Next thing you know, Sir James Bond's daughter Mata is kidnapped by a guy on horse, taken onto a UFO, and brought to a lair underneath Casino Royale. I swear that I'm not making this stuff up. A nun comes into Bond's office. It's Mimi from earlier on in the movie. She gives him a letter saying that they've taken his daughter to Casino Royale. Soon after getting there, Bond discovers that the leader of Smersh, Dr. Noah, is actually his nephew Jimmy Bond who is played by Woody Allen. Yes, that Woody Allen. He has engineered a bacilus that makes all women beautiful and kills all men over 4' 6". He also has doubles of all of the world's leaders ready to take over the world. There is a funny scene that happens because for some psychological reason Jimmy cannot speak in Jame's presence. Also, we find out that Jimmy has created a miniature bomb that looks like an aspirin that has the power of an atomic bomb. In the end, we have a battle royale in the casino featuring Smersh agents, British agents, American agents, laughing gas, cowboys, Indians, a monkey with a wig, and seals. Will Bond and the other Jame Bond 007's save the day?
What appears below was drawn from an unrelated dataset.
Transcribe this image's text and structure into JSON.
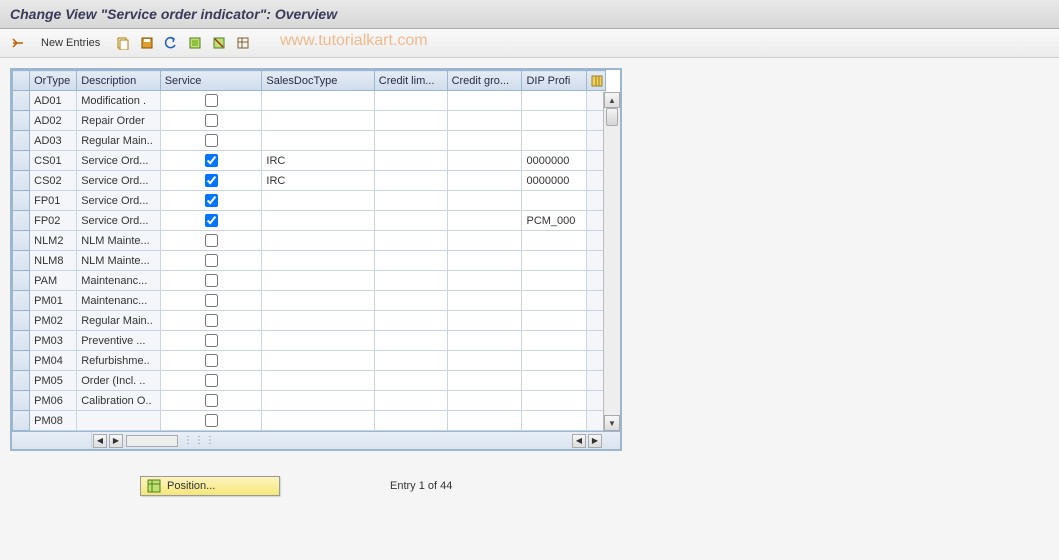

So in conclusion, this is a movie that at certain parts is pretty darned funny, but in most it really isn't. Some individual scenes were good, but overall the movie was a disjointed and uneven mess. It made little sense, but what movie made by five directors would? I deem the movie as a disappointment considering all of the talent invoved. Peter Sellers is my favorite comedic actor of all time (no exaggeration), David Niven was an Oscar winner, John Huston and the other directors were top rate, and I'm sure pretty that many of you know about Orson Welles and Woody Allen. Furthermore, the movie had an astronomically high budget at the time of $14 million dollars. The funny thing is that it actually made this back and then some. It was the 3rd highest grossing movie of the year. Ironically, one of the two movies that grossed more was You Only Live Twice. I guess if you put the Bond name on it in the 60's, anything would sell.
I'll give it a 2/5 below average, for what it was. A sixties madcap comedy but:
I have to give it a 1/5. Poor for a Bond. This is the lowest rating I will give. I don't plan on giving a zero.
Woody Allen said that he stayed in a hotel in London for five months with all of his expenses paid doing nothing. This is how wasteful this picture was...
One positive note: The sountrack by Burt Bacharach was wonderful and almost as good as one of John Barry's scores. "The Look of Love" sung by Dusty Springfield was a massive hit and has resurfaced in several other movies including Austin Powers: International Man of Mystery.
Bond will return next Monday (the real Bond) in You Only Live Twice.